The migrant crisis that is now afflicting Europe has had one unintended consequence. Where such is possible, Europeans are rushing to buy private firearms for self-defense, according to World Net Daily. The problem is that the Second Amendment, which gives Americans the right to keep and bear arms, does not exist in the European Union. In many countries, such as Great Britain and Germany, private citizens, as a practical matter, cannot obtain firearms, especially for personal defense. Austria, on the other hand, has seen a run on rifles and shotguns, generally used for hunting or sports shooting, with the purchasers being primarily women.
In the meantime, gun rights agitation has started to become a thing in some European countries. One report suggests that more Europeans than ever wished that the EU had a Second Amendment.
Wayne Lapierre call your office. Clearly the National Rifle Association has an opportunity here.
The question arises, do Europeans have justification for a heightened fear for their personal safety? The answer, according to the Gatestone Institute, is yes. The influx of refugees, many of them unsocialized young men, from Muslim countries to Europe, has caused an uptick in crime in Germany, for example. Moreover, the German government has not been forthcoming about this fact.
“Asylum seekers are driving a surge in violent crime in cities and towns across Germany. German authorities, however, are downplaying the lawlessness, apparently to avoid fueling anti-immigration sentiment.
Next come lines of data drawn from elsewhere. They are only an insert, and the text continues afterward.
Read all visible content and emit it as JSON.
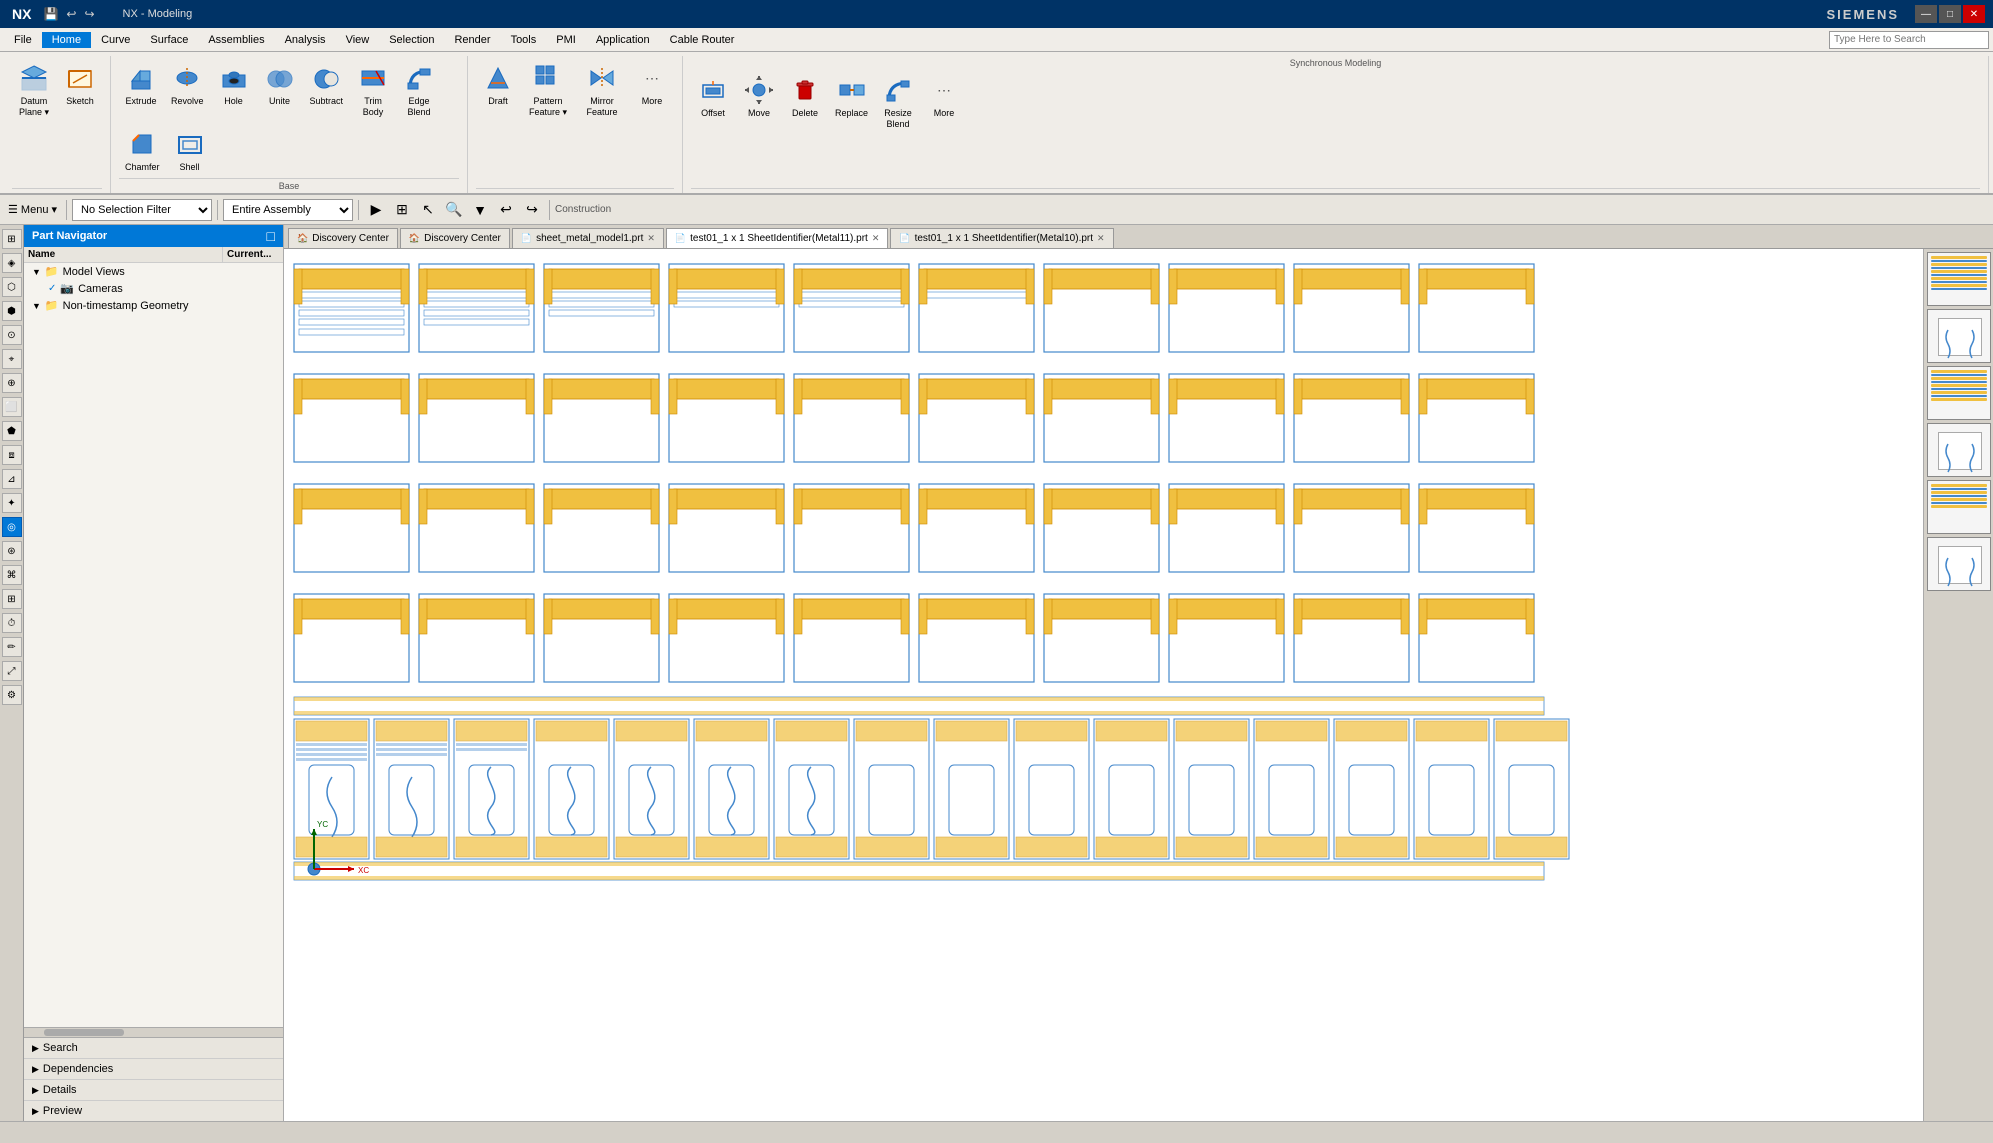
{
  "app": {
    "title": "NX - Modeling",
    "brand": "SIEMENS",
    "logo": "NX"
  },
  "titlebar": {
    "title": "NX - Modeling",
    "brand": "SIEMENS",
    "win_controls": [
      "—",
      "□",
      "✕"
    ]
  },
  "menubar": {
    "items": [
      "File",
      "Home",
      "Curve",
      "Surface",
      "Assemblies",
      "Analysis",
      "View",
      "Selection",
      "Render",
      "Tools",
      "PMI",
      "Application",
      "Cable Router"
    ]
  },
  "ribbon": {
    "active_tab": "Home",
    "groups": [
      {
        "label": "",
        "buttons": [
          {
            "id": "datum-plane",
            "icon": "⊡",
            "label": "Datum\nPlane",
            "color": "blue",
            "has_arrow": true
          },
          {
            "id": "sketch",
            "icon": "✏",
            "label": "Sketch",
            "color": "orange"
          }
        ]
      },
      {
        "label": "Base",
        "buttons": [
          {
            "id": "extrude",
            "icon": "⬛",
            "label": "Extrude",
            "color": "blue"
          },
          {
            "id": "revolve",
            "icon": "↻",
            "label": "Revolve",
            "color": "blue"
          },
          {
            "id": "hole",
            "icon": "⊙",
            "label": "Hole",
            "color": "blue"
          },
          {
            "id": "unite",
            "icon": "⊕",
            "label": "Unite",
            "color": "blue"
          },
          {
            "id": "subtract",
            "icon": "⊖",
            "label": "Subtract",
            "color": "blue"
          },
          {
            "id": "trim-body",
            "icon": "✂",
            "label": "Trim\nBody",
            "color": "blue"
          },
          {
            "id": "edge-blend",
            "icon": "⌒",
            "label": "Edge\nBlend",
            "color": "blue"
          },
          {
            "id": "chamfer",
            "icon": "◺",
            "label": "Chamfer",
            "color": "blue"
          },
          {
            "id": "shell",
            "icon": "⬜",
            "label": "Shell",
            "color": "blue"
          }
        ]
      },
      {
        "label": "",
        "buttons": [
          {
            "id": "draft",
            "icon": "◸",
            "label": "Draft",
            "color": "blue"
          },
          {
            "id": "pattern-feature",
            "icon": "⠿",
            "label": "Pattern\nFeature",
            "color": "blue",
            "has_arrow": true
          },
          {
            "id": "mirror-feature",
            "icon": "⇌",
            "label": "Mirror\nFeature",
            "color": "blue"
          },
          {
            "id": "more1",
            "icon": "⋯",
            "label": "More",
            "color": "gray"
          }
        ]
      },
      {
        "label": "Synchronous Modeling",
        "buttons": [
          {
            "id": "offset",
            "icon": "⤴",
            "label": "Offset",
            "color": "blue"
          },
          {
            "id": "move",
            "icon": "✥",
            "label": "Move",
            "color": "blue"
          },
          {
            "id": "delete",
            "icon": "🗑",
            "label": "Delete",
            "color": "red"
          },
          {
            "id": "replace",
            "icon": "↔",
            "label": "Replace",
            "color": "blue"
          },
          {
            "id": "resize-blend",
            "icon": "⌒",
            "label": "Resize\nBlend",
            "color": "blue"
          },
          {
            "id": "more2",
            "icon": "⋯",
            "label": "More",
            "color": "gray"
          }
        ]
      }
    ]
  },
  "toolbar": {
    "filter_label": "No Selection Filter",
    "assembly_label": "Entire Assembly",
    "construction_label": "Construction",
    "search_placeholder": "Type Here to Search"
  },
  "tabs": [
    {
      "id": "discovery1",
      "label": "Discovery Center",
      "closable": false
    },
    {
      "id": "discovery2",
      "label": "Discovery Center",
      "closable": false
    },
    {
      "id": "sheet-metal",
      "label": "sheet_metal_model1.prt",
      "closable": true,
      "active": false
    },
    {
      "id": "test01-11",
      "label": "test01_1 x 1 SheetIdentifier(Metal11).prt",
      "closable": true,
      "active": true
    },
    {
      "id": "test01-10",
      "label": "test01_1 x 1 SheetIdentifier(Metal10).prt",
      "closable": true,
      "active": false
    }
  ],
  "navigator": {
    "title": "Part Navigator",
    "columns": [
      "Name",
      "Current..."
    ],
    "tree": [
      {
        "id": "model-views",
        "level": 1,
        "label": "Model Views",
        "icon": "📁",
        "expanded": true
      },
      {
        "id": "cameras",
        "level": 2,
        "label": "Cameras",
        "icon": "📷",
        "checked": true
      },
      {
        "id": "non-timestamp",
        "level": 1,
        "label": "Non-timestamp Geometry",
        "icon": "📁",
        "expanded": true
      }
    ],
    "bottom_sections": [
      {
        "id": "search",
        "label": "Search"
      },
      {
        "id": "dependencies",
        "label": "Dependencies"
      },
      {
        "id": "details",
        "label": "Details"
      },
      {
        "id": "preview",
        "label": "Preview"
      }
    ]
  },
  "statusbar": {
    "message": ""
  },
  "coordinates": {
    "x": "XC",
    "y": "YC"
  },
  "right_panel": {
    "thumbnails": [
      {
        "id": "thumb1",
        "type": "lines"
      },
      {
        "id": "thumb2",
        "type": "white-box"
      },
      {
        "id": "thumb3",
        "type": "lines"
      },
      {
        "id": "thumb4",
        "type": "white-box"
      },
      {
        "id": "thumb5",
        "type": "lines"
      },
      {
        "id": "thumb6",
        "type": "white-box"
      }
    ]
  }
}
“A confidential police report leaked to a German newspaper reveals that a record-breaking 38,000 asylum seekers were accused of committing crimes in the country in 2014. Analysts believe this figure — which works out to more than 100 a day — is only the tip of the iceberg, as many crimes are either not resolved or not reported.
“The current spike in crime — including rapes, sexual and physical assaults, stabbings, home invasions, robberies, burglaries and drug trafficking — comes amid a record-breaking influx of refugees from Africa, Asia, the Middle East and the Western Balkans.”
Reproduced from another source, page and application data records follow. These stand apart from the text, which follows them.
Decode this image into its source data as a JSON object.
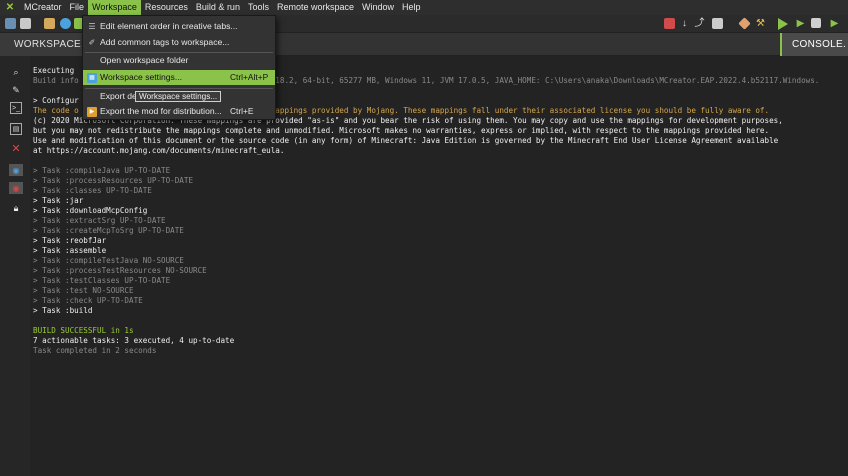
{
  "menubar": {
    "app": "MCreator",
    "items": [
      "File",
      "Workspace",
      "Resources",
      "Build & run",
      "Tools",
      "Remote workspace",
      "Window",
      "Help"
    ]
  },
  "tabs": {
    "workspace": "WORKSPACE",
    "console": "CONSOLE."
  },
  "dropdown": {
    "items": [
      {
        "label": "Edit element order in creative tabs...",
        "accel": "",
        "icon": "list-icon"
      },
      {
        "label": "Add common tags to workspace...",
        "accel": "",
        "icon": "tag-icon"
      },
      {
        "label": "Open workspace folder",
        "accel": "",
        "icon": ""
      },
      {
        "label": "Workspace settings...",
        "accel": "Ctrl+Alt+P",
        "icon": "settings-icon",
        "highlighted": true
      },
      {
        "label": "Export de",
        "accel": "",
        "icon": ""
      },
      {
        "label": "Export the mod for distribution...",
        "accel": "Ctrl+E",
        "icon": "export-icon"
      }
    ],
    "tooltip": "Workspace settings..."
  },
  "console": {
    "lines": [
      {
        "text": "Executing",
        "cls": "white"
      },
      {
        "text": "Build info                                        -1.18.2, 64-bit, 65277 MB, Windows 11, JVM 17.0.5, JAVA_HOME: C:\\Users\\anaka\\Downloads\\MCreator.EAP.2022.4.b52117.Windows.",
        "cls": "gray"
      },
      {
        "text": "",
        "cls": "blank"
      },
      {
        "text": "> Configur",
        "cls": "white"
      },
      {
        "text": "The code o                                        n mappings provided by Mojang. These mappings fall under their associated license you should be fully aware of.",
        "cls": "orange"
      },
      {
        "text": "(c) 2020 Microsoft Corporation. These mappings are provided \"as-is\" and you bear the risk of using them. You may copy and use the mappings for development purposes,",
        "cls": "white"
      },
      {
        "text": "but you may not redistribute the mappings complete and unmodified. Microsoft makes no warranties, express or implied, with respect to the mappings provided here.",
        "cls": "white"
      },
      {
        "text": "Use and modification of this document or the source code (in any form) of Minecraft: Java Edition is governed by the Minecraft End User License Agreement available",
        "cls": "white"
      },
      {
        "text": "at https://account.mojang.com/documents/minecraft_eula.",
        "cls": "white"
      },
      {
        "text": "",
        "cls": "blank"
      },
      {
        "text": "> Task :compileJava UP-TO-DATE",
        "cls": "gray"
      },
      {
        "text": "> Task :processResources UP-TO-DATE",
        "cls": "gray"
      },
      {
        "text": "> Task :classes UP-TO-DATE",
        "cls": "gray"
      },
      {
        "text": "> Task :jar",
        "cls": "white"
      },
      {
        "text": "> Task :downloadMcpConfig",
        "cls": "white"
      },
      {
        "text": "> Task :extractSrg UP-TO-DATE",
        "cls": "gray"
      },
      {
        "text": "> Task :createMcpToSrg UP-TO-DATE",
        "cls": "gray"
      },
      {
        "text": "> Task :reobfJar",
        "cls": "white"
      },
      {
        "text": "> Task :assemble",
        "cls": "white"
      },
      {
        "text": "> Task :compileTestJava NO-SOURCE",
        "cls": "gray"
      },
      {
        "text": "> Task :processTestResources NO-SOURCE",
        "cls": "gray"
      },
      {
        "text": "> Task :testClasses UP-TO-DATE",
        "cls": "gray"
      },
      {
        "text": "> Task :test NO-SOURCE",
        "cls": "gray"
      },
      {
        "text": "> Task :check UP-TO-DATE",
        "cls": "gray"
      },
      {
        "text": "> Task :build",
        "cls": "white"
      },
      {
        "text": "",
        "cls": "blank"
      },
      {
        "text": "BUILD SUCCESSFUL in 1s",
        "cls": "green"
      },
      {
        "text": "7 actionable tasks: 3 executed, 4 up-to-date",
        "cls": "white"
      },
      {
        "text": "Task completed in 2 seconds",
        "cls": "gray"
      }
    ]
  },
  "colors": {
    "accent": "#8bc34a",
    "background": "#232323",
    "warning_text": "#d9a648"
  }
}
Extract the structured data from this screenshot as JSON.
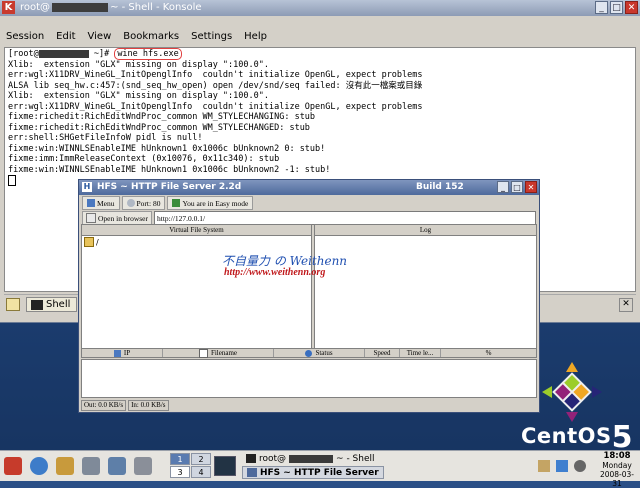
{
  "konsole": {
    "title_prefix": "root@",
    "title_suffix": "~ - Shell - Konsole",
    "menu": [
      "Session",
      "Edit",
      "View",
      "Bookmarks",
      "Settings",
      "Help"
    ],
    "prompt_prefix": "[root@",
    "prompt_suffix": " ~]# ",
    "command": "wine hfs.exe",
    "lines": [
      "Xlib:  extension \"GLX\" missing on display \":100.0\".",
      "err:wgl:X11DRV_WineGL_InitOpenglInfo  couldn't initialize OpenGL, expect problems",
      "ALSA lib seq_hw.c:457:(snd_seq_hw_open) open /dev/snd/seq failed: 沒有此一檔案或目錄",
      "Xlib:  extension \"GLX\" missing on display \":100.0\".",
      "err:wgl:X11DRV_WineGL_InitOpenglInfo  couldn't initialize OpenGL, expect problems",
      "fixme:richedit:RichEditWndProc_common WM_STYLECHANGING: stub",
      "fixme:richedit:RichEditWndProc_common WM_STYLECHANGED: stub",
      "err:shell:SHGetFileInfoW pidl is null!",
      "fixme:win:WINNLSEnableIME hUnknown1 0x1006c bUnknown2 0: stub!",
      "fixme:imm:ImmReleaseContext (0x10076, 0x11c340): stub",
      "fixme:win:WINNLSEnableIME hUnknown1 0x1006c bUnknown2 -1: stub!"
    ],
    "tab_label": "Shell"
  },
  "hfs": {
    "title": "HFS ~ HTTP File Server 2.2d",
    "build": "Build 152",
    "toolbar": {
      "menu": "Menu",
      "port": "Port: 80",
      "mode": "You are in Easy mode"
    },
    "open_in_browser": "Open in browser",
    "url": "http://127.0.0.1/",
    "vfs_header": "Virtual File System",
    "vfs_root": "/",
    "log_header": "Log",
    "columns": [
      "IP",
      "Filename",
      "Status",
      "Speed",
      "Time le...",
      "%"
    ],
    "status_out": "Out: 0.0 KB/s",
    "status_in": "In: 0.0 KB/s"
  },
  "watermark": {
    "line1": "不自量力 の Weithenn",
    "line2": "http://www.weithenn.org"
  },
  "desktop": {
    "brand": "CentOS",
    "brand_version": "5"
  },
  "taskbar": {
    "pager": [
      "1",
      "2",
      "3",
      "4"
    ],
    "task1_prefix": "root@",
    "task1_suffix": "~ - Shell",
    "task2": "HFS ~ HTTP File Server",
    "clock_time": "18:08",
    "clock_day": "Monday",
    "clock_date": "2008-03-31"
  },
  "colors": {
    "desktop": "#1d3f73",
    "konsole_title": "#8d9bb5",
    "hfs_title": "#4e6a9c",
    "watermark_blue": "#1f4fb0",
    "watermark_red": "#c0181b",
    "highlight_red": "#e04040"
  }
}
Moreover, it looks like the German judicial system and law enforcement have become overwhelmed and have all but given up. Organized crime has risen in Germany, where “a dozen Arab clans hold reign over the city’s criminal underworld. The report says the clans, which are dedicated to dealing drugs, robbing banks and burglarizing department stores, run a ‘parallel justice system’ in which they resolve disputes among themselves with mediators from other crime families. If the German state gets involved, the clans use cash payments or threats of violence to influence witnesses.”
Germany is not alone in experiencing an upsurge of violent crime ascribed to recent migrants from Muslim countries. Gatestone also reports that Sweden has become the “rape capital of the world” with the majority being committed by migrants or children of migrants from Middle Eastern countries. The increase in crimes of violence against women is ascribed to the markedly different attitudes toward the status of women by Middle Easterners, as opposed to that held by Scandinavians. They feel alienated by a culture that they find hostile to their religious beliefs. The refusal of Swedish authorities to come to grips with the problem can be ascribed to a desire not to appear to be racist.
Clearly, if European governments continue to refuse to deal with the problem that is at their doorstep, European people will increasingly be motivated to take matters into their own hands. The choice is whether migrant caused crime is dealt with in an orderly fashion, according to the law, or in a more ugly fashion, with people arming themselves and taking extralegal measures. Clearly, the former solution is preferable. To help stave off the latter, European governments might want to consider instituting American style concealed carry laws, where private citizens are allowed to carry pistols for self-defense, in exchange for a background check and training in the use of firearms, including the ethics of using deadly force. Studies in America suggest that private ownership of firearms tends to tamp down on violent crime. The same principle should apply in Europe as well.